All brands have their eccentricities – such as a tight toe box – and some tend towards being larger or smaller than you might expect for the size, so try before you buy if possible. Factor in the need for a good hiking sock – our guide to the best hiking socks you can buy will point you in the right direction.

best hiking boots

Fit and comfort are two of the most important aspects when choosing a pair of hiking boots (Image credit: Getty)


Every ounce counts when you’re hiking and never is this more pronounced than in the boot department – if you feel like you’re walking around with feet clad in concrete, the experience will be utterly miserable from start to finish, especially if you are tackling a long thru-hike.
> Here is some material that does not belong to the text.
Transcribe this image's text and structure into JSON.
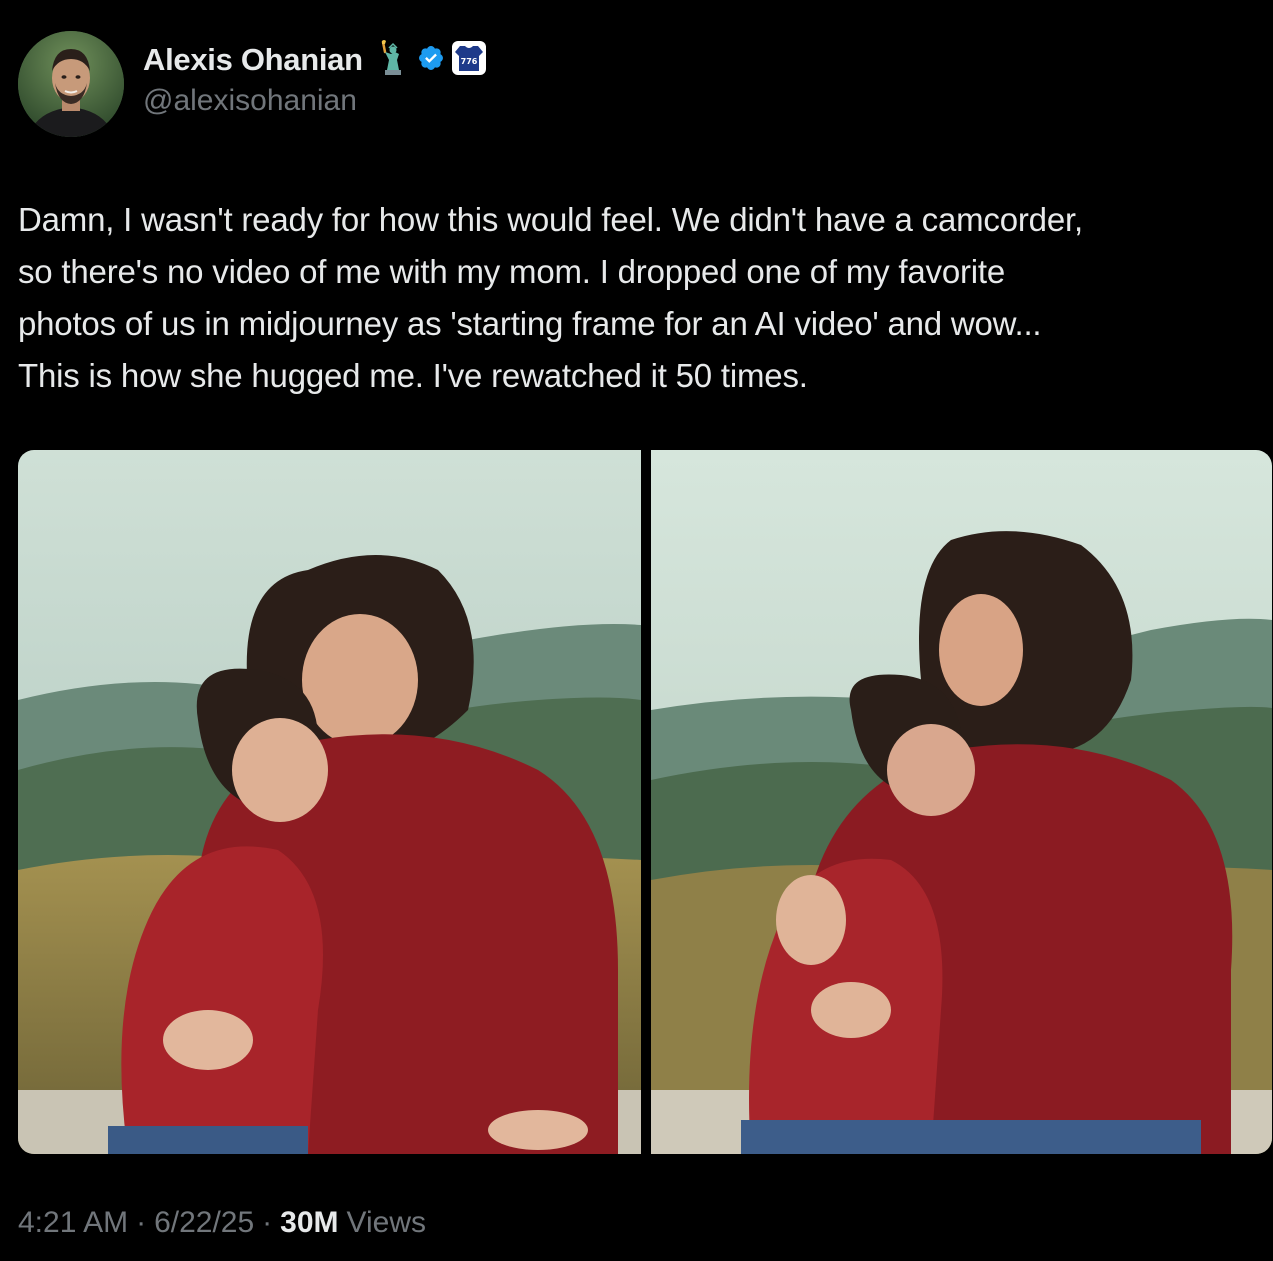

A lightweight option could turn what would have been a suffer-fest into an absolute joy.

Of course, there is a trade-off – greater protection usually comes at a weight cost, so more extreme trails will demand studier and heavier hiking boots. As a rule, though, cheaper, less technical boots made with inferior fabrics and technologies will be heavier than their more finessed and thought-through counterparts. Our selection of the best men's hiking boots takes this into account.


The tougher the terrain you’re tackling the greater level of protection and support you’ll require. Mid-height boots, or even the best trail running shoes, might be fine for low-alpine adventures in dry environments, but once you start taking on mountain trails that venture across exposed rock, scree, snow and ice, you will need more support and rigidity to help with edging, prevent the likelihood of slippage and ankle injury, and provide more protection.
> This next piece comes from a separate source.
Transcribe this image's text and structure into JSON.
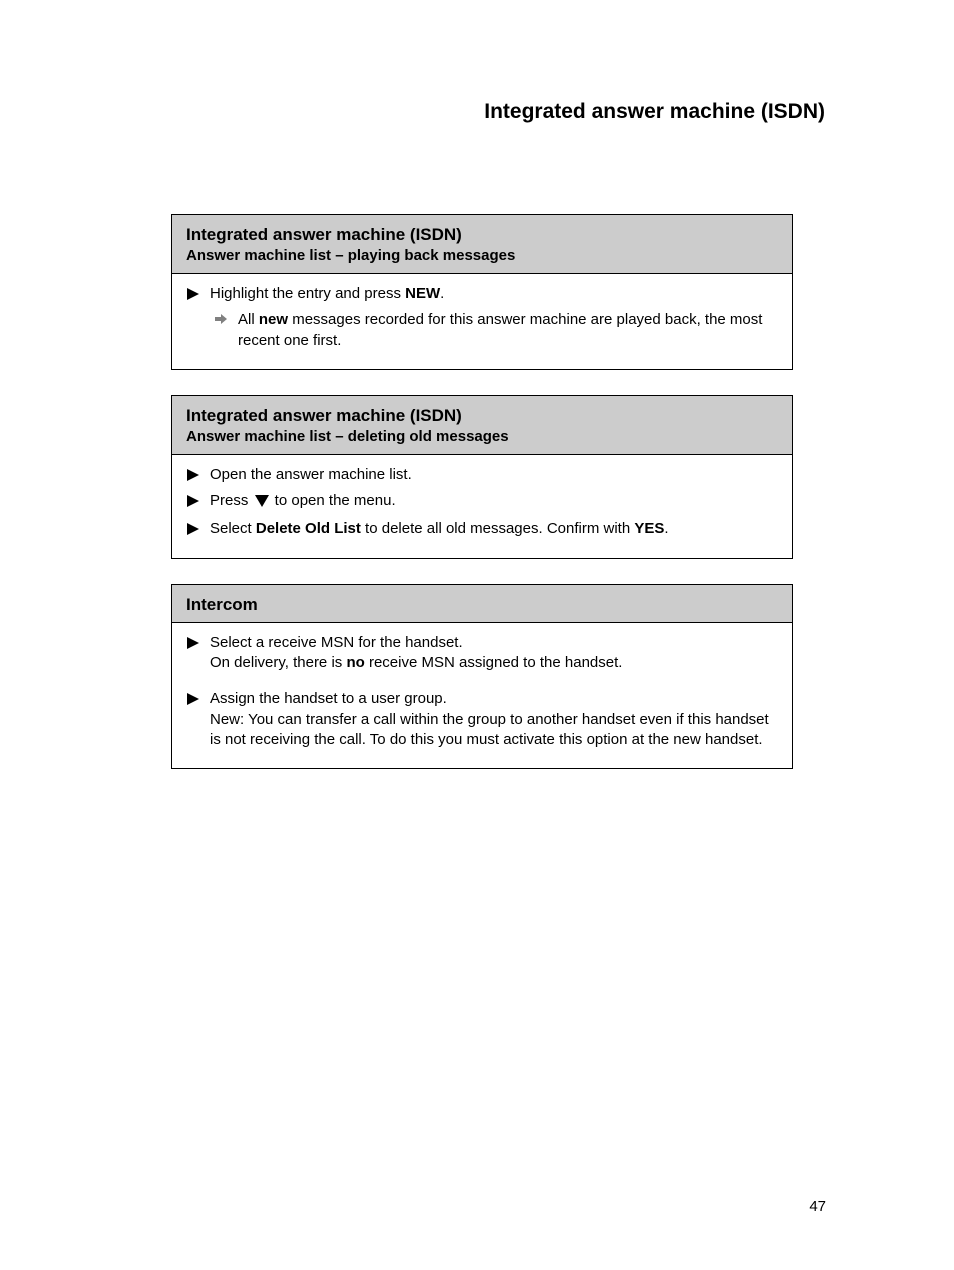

When you are burdened by more weight, such as a large backpack for a multiday wilderness trip , your centre of balance and natural stability will be affected. This increases the need for more supportive, control-enhancing footwear. Even with a pair of the best trekking poles along for the ride, if you're manoeuvring around rock formations and hopping across streams, you'll need that support. Good grip is essential for technical descents, and your knees will thank you for choosing a boot that absorbs some of the impact incurred during repeated footfall.

best hiking boots: a hiker climbing u a mountain

The best hiking boots give you enhanced support and rigidity, allowing you to take on more technical terrain (Image credit: Getty)


Choose a good pair of hiking boots now and you’ll get many miles of action out of them – so it’s well worth investing time and some hard-earned cash on better materials. While there’s a limit to everyone’s budget, any investment made in serious kit (and boots are the most important things in your trail toolbox bar none) serves as inspiration to get out, go further and explore more. 

That said, many brands offer a non-waterproof iteration of their boots for hiking in hot or dry climates, and although invariably cheaper than their higher-spec counterparts, it’s a mistake to dismiss these as the poor cousins of the range. The best men's hiking boots are tailored according to the needs of the user and, worn in the right terrain, will be more comfortable than the pricier option. 

best hiking boots: a hiker gazing down on a mountain

With the best hiking boots, you're good to take on the toughest trails (Image credit: Getty)


The best hiking boots for summer differ from the best hiking boots for winter. Most hiking boots are 3-season, though most can cope with winter hikes until crampons are needed above the snowline. However, once in the realm of ice and snow, winter boots are essential for your own safety.

Due to their need to offer exceptional support, a rigid-crampon compatible sole and weatherproof qualities, winter boots tend to be more expensive and heavier. If you are looking to hit the trails this summer, a lighter, 3-season boot will suffice. 

Pat Kinsella

Writer, editor and enthusiast of anything involving boots, bikes, boats, beers and bruises, Pat has spent 20 years pursuing adventure stories. En route he’s canoed Canada’s Yukon River, climbed Mont Blanc and Kilimanjaro, skied and mountain biked through the Norwegian Alps, run an ultra across the roof of Mauritius, and set short-lived records for trail-running Australia’s highest peaks and New Zealand’s Great Walks. He’s authored walking guides to Devon and Dorset, and once wrote a whole book about Toilets for Lonely Planet. Follow Pat’s escapades here.